Sorry -- soap box.  And so, 9/21/2011 is the day we bid R.E.M. a fond farewell.  It's a sad day in many ways, but the music will live on (and will undoubtedly annoy the crap out of my wife as I'm sure to be playing it non-stop for the next few days -- though I'm sure she'll be thankful that this puts an end to my Pearl Jam fixation that's been with me since the PJ20 shows at Alpine Valley a few weeks ago).  As I said in the little disclaimer at the top of the post, this one isn't really being written for anyone but me.  R.E.M. has been the soundtrack to my life for the last 24 years.  Even the albums that I first heard several years after their initial release trigger memories of a particular person, experience or place.  Maybe they stuck around a bit too long.  Maybe listening to R.E.M. isn't the badge of honor that it once was.  Doesn't matter, because right now, I just want to say thanks.  It feels like I should say more, but I don't know what that would be.  I'll never, ever, love another band the way that I love R.E.M.  And while I'm sad that I don't have much more than a new greatest hits album to look forward to...and that I never got to hear them play "Driver 8" live...I'm so thankful that I have 15+ albums worth of music that is so much more than lyrics and melody....It's a time machine...a window into my life at any given time.  And to that one guy on twitter -- that's why so many people are lamenting that band that you think is no longer relevant.

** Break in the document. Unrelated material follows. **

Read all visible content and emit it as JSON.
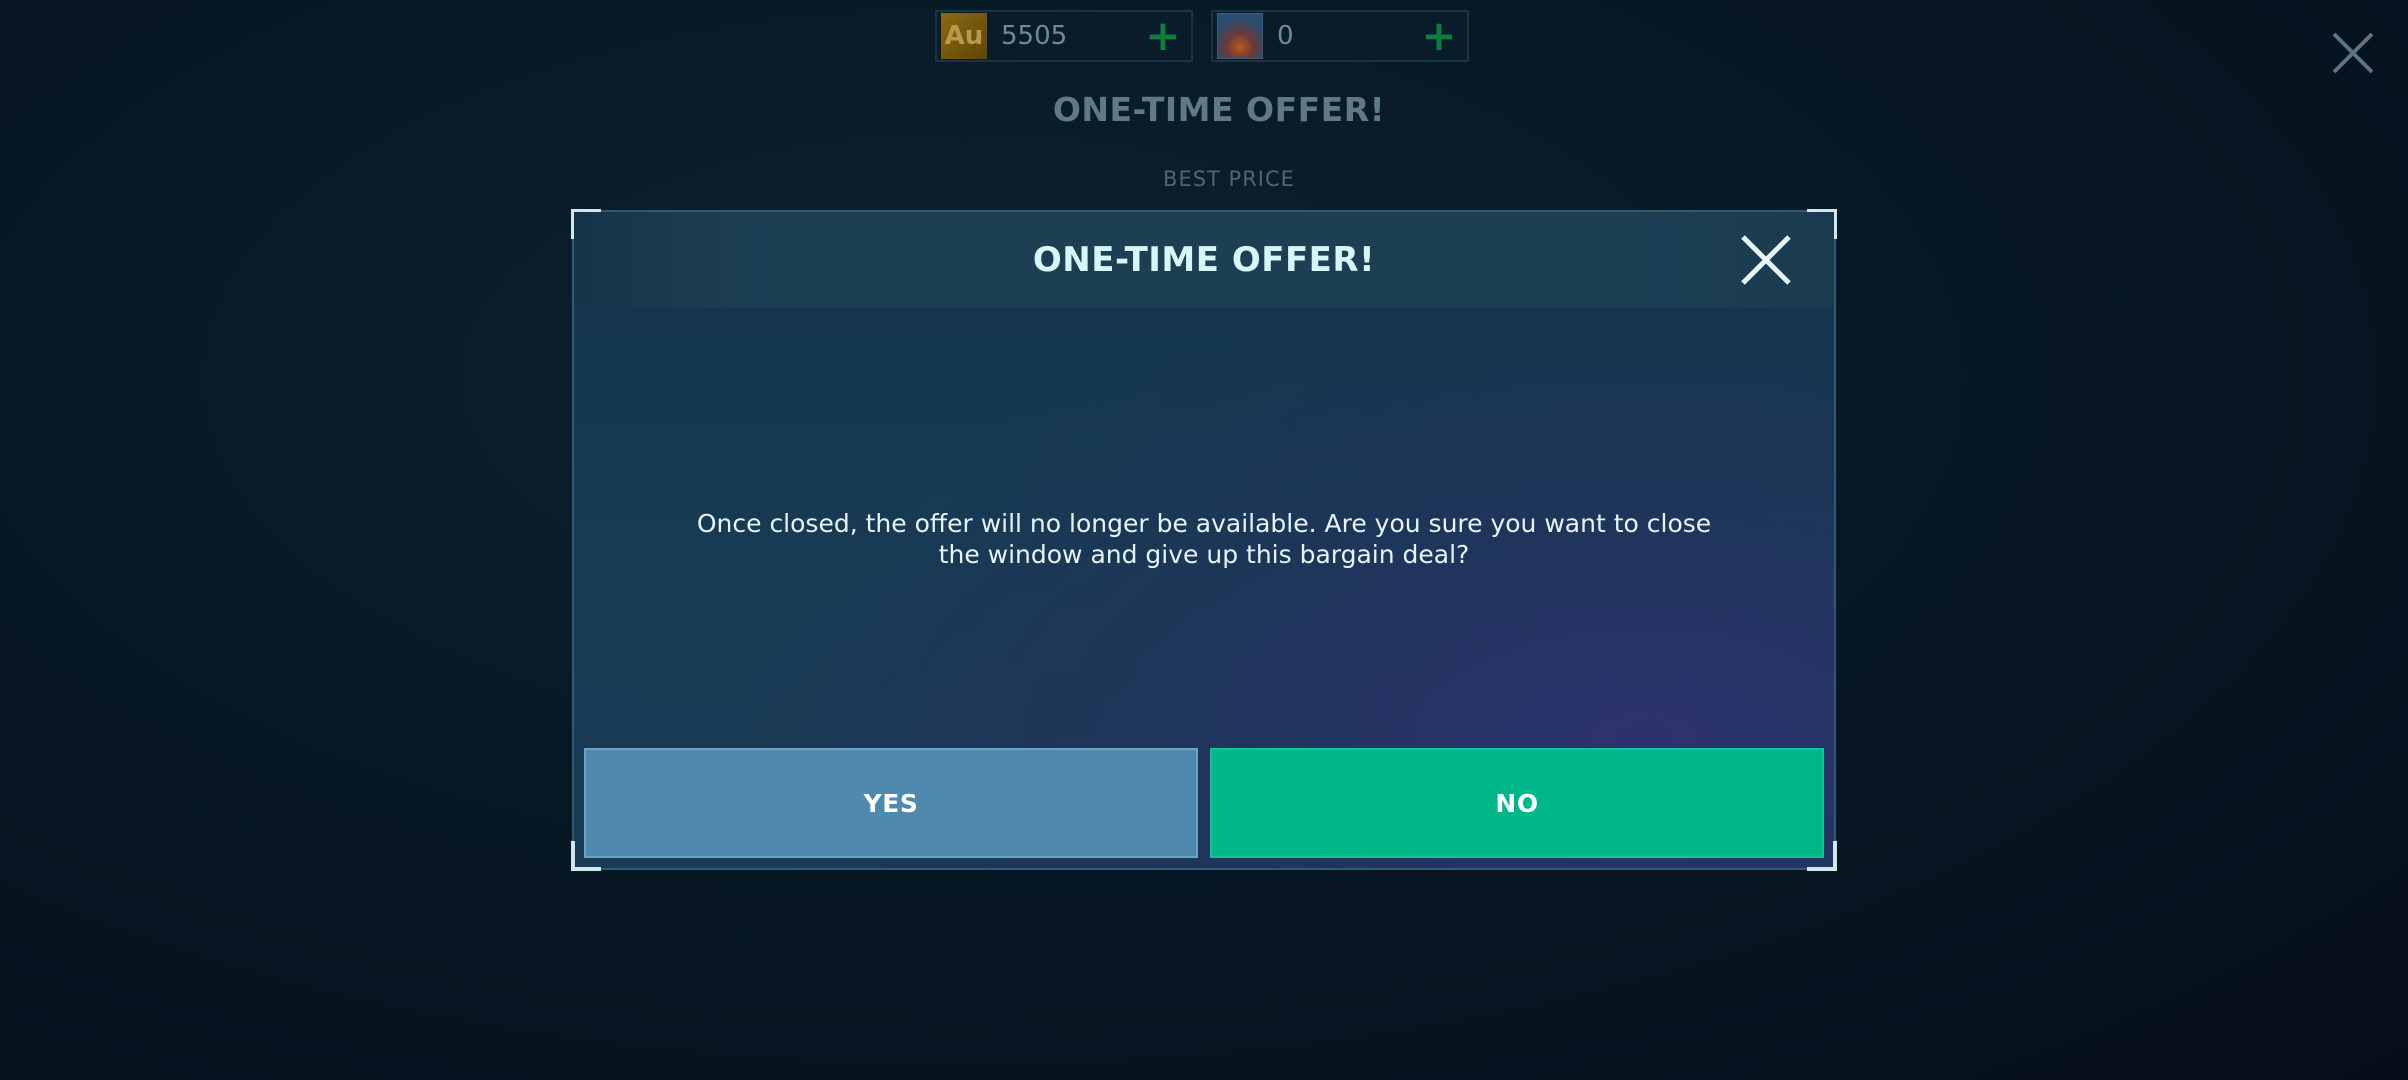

If you made it this far, thanks for reading and indulging me for a little while.  (in my head, "Find the River" is providing a fitting close to this post).  Oh, and if you didn't know, the title of this post is taken from a lyric for "It's a Free World, Baby".